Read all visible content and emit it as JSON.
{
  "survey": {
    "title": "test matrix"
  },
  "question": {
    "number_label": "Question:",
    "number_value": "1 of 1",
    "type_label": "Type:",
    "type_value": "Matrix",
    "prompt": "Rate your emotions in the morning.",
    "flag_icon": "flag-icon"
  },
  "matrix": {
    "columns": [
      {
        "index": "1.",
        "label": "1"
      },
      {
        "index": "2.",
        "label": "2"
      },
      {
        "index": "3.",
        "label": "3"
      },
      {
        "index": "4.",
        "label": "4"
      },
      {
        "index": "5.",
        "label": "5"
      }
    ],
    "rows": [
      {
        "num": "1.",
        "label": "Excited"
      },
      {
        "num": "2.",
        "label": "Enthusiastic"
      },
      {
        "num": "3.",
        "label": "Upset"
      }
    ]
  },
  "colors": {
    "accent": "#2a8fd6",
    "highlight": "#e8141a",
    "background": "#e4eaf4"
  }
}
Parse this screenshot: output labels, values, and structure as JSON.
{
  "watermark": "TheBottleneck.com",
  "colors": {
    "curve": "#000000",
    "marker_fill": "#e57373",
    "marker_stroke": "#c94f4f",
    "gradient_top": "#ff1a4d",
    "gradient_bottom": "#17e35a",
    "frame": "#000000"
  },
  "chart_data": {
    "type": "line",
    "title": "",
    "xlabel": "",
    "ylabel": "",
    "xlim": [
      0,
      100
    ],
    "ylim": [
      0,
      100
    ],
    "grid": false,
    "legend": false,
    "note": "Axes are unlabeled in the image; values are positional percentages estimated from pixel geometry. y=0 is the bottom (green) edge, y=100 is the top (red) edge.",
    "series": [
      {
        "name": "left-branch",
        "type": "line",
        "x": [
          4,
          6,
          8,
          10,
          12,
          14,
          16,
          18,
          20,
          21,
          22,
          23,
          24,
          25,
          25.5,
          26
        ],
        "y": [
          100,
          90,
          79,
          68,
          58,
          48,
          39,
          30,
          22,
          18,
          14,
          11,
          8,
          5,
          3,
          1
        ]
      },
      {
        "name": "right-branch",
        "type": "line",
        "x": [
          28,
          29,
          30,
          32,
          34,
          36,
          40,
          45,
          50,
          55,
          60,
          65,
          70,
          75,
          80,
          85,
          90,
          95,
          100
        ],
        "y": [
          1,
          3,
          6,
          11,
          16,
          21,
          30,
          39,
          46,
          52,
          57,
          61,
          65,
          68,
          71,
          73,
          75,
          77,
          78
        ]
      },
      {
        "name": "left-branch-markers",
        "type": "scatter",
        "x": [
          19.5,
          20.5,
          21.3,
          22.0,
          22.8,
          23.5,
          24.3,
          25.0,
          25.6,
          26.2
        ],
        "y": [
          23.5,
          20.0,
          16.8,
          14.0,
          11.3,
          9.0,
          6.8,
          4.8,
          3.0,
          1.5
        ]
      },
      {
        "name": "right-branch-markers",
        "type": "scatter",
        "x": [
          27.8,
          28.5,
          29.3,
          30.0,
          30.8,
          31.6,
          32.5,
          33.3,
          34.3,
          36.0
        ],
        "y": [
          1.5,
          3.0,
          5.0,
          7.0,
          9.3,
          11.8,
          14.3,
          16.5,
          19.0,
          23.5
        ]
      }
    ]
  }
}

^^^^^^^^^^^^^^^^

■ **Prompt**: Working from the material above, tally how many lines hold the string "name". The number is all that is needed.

■ **Your response**: 4